5 Best Songs on Neil Young’s ‘Peace Trail’

This time Young is working with a trio, and it's a nice album that gets really weird at the very end.

By Brian Ives

Over the past few years, every Neil Young album has had an angle: last year’s The Monsanto Years featured Willie Nelson’s kids’ band Promise of the Real and was a screed against the agrochemical and agricultural biotechnology corporation. 2014’s Storytone saw young backed by a symphony orchestra. 2014’s A Letter Home, meanwhile, saw Young recording solo acoustic versions of covers, recorded at Jack White’s Third Man Records.

Related: Neil Young: The Best Song from Every Album

This time on Peace , the angle is that there’s really not much of an angle: it’s just Young fronting a trio. Young is accompanied by drummer Jim Keltner and bassist Paul Bushnell. That’s about it. Young has toyed with the trio format before (on 2003’s Greendale and on much of 2006’s Living With War and parts of 1989’s Freedom).  Here are some of the album’s highlights.

“Can’t Stop Workin’” – On this acoustic tune, Young asks: “Where have I been for all these years? I thought I knew you better. Come on down to the edge of the sea and write a letter, there in the sand.” He can’t stop working, he sings, but he might take time off for forgiveness. He doesn’t get specific, but his frantic release schedule of the past fifty years, one can assume, has taken a toll on his relationships with family and friends. And he expresses as much in his lonesome distorted harmonica solos as he does in his lyrics.

“Texas Rangers” – This song, based on a bouncy acoustic riff is one of the album’s more politically charged moments. Young sings, “Lost, in the sandbox/Just left there, for no one to enjoy/Found, by the police/Who killed it, were filmed on the phone.” As with many Young songs, you never really know what’s happening exactly, but it seems inspired by events of the past two years.

“John Oaks” – Young sings about John Oaks, a farmer who tries to stick up for himself and his workers. But when he clashes with the politicians, and later the police, it doesn’t end well. Young plays most of the song on acoustic, but busts out the electric guitar for a brief stinging solo.

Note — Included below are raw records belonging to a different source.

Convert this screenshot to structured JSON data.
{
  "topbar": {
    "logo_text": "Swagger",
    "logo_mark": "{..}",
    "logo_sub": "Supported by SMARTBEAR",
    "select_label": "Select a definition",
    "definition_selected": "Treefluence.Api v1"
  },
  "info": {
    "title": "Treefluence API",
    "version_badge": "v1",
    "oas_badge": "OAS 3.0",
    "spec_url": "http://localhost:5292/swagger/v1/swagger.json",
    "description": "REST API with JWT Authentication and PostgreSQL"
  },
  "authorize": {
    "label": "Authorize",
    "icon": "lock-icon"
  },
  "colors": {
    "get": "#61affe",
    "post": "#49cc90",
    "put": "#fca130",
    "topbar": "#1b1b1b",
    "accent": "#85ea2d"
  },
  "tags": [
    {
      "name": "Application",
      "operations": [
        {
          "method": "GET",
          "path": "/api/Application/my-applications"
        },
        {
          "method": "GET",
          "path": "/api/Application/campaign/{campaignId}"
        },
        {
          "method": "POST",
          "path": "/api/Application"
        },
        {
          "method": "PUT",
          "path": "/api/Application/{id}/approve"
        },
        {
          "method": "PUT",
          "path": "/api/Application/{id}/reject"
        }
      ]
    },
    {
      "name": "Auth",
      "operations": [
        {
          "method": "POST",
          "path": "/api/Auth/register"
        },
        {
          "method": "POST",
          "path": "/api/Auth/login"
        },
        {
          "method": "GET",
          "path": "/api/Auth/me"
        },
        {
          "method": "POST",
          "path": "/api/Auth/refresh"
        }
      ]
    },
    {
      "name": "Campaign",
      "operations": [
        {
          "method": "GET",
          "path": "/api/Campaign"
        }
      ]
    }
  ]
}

“Glass Accident” – A mellow song propelled by Young’s electric guitar. A sadder and more reflective version of his Crazy Horse classic “F—in’ Up,” Young sings “Woke up this morning to a glass accident/Glass fell in love with the floor.” Later, he muses, “Just imagine what could go wrong/And how some life’s could change forever/If you’re not careful how you handle delicate things.”

“My New Robot” – One of Young’s weirdest songs, it starts out as an acoustic love song, as Young sings about how the day “Is just now getting started/And I’m sitting under a tree/Singing a song/And thinking of you,” but when his robot, that he ordered from Amazon-dot-com arrives, the song veers between Harvest and Trans, until the song, and the album, abruptly end as the robot tells him “Your media is already chosen/Based on your habits/Powering off.”



Leave a Reply

Please log in using one of these methods to post your comment:

Twitter picture

You are commenting using your Twitter account. Log Out / Change )

Facebook photo

You are commenting using your Facebook account. Log Out / Change )

Google+ photo

You are commenting using your Google+ account. Log Out / Change )

Connecting to %s

More From WCBS-FM 101.1

Big Show PodcastScott Shannon Weekly Podcast
Sunday 7am-11amScott Shannon's new show featuring artist interviews, song countdowns, one-hit-wonders and commentary from Scott.

Listen Live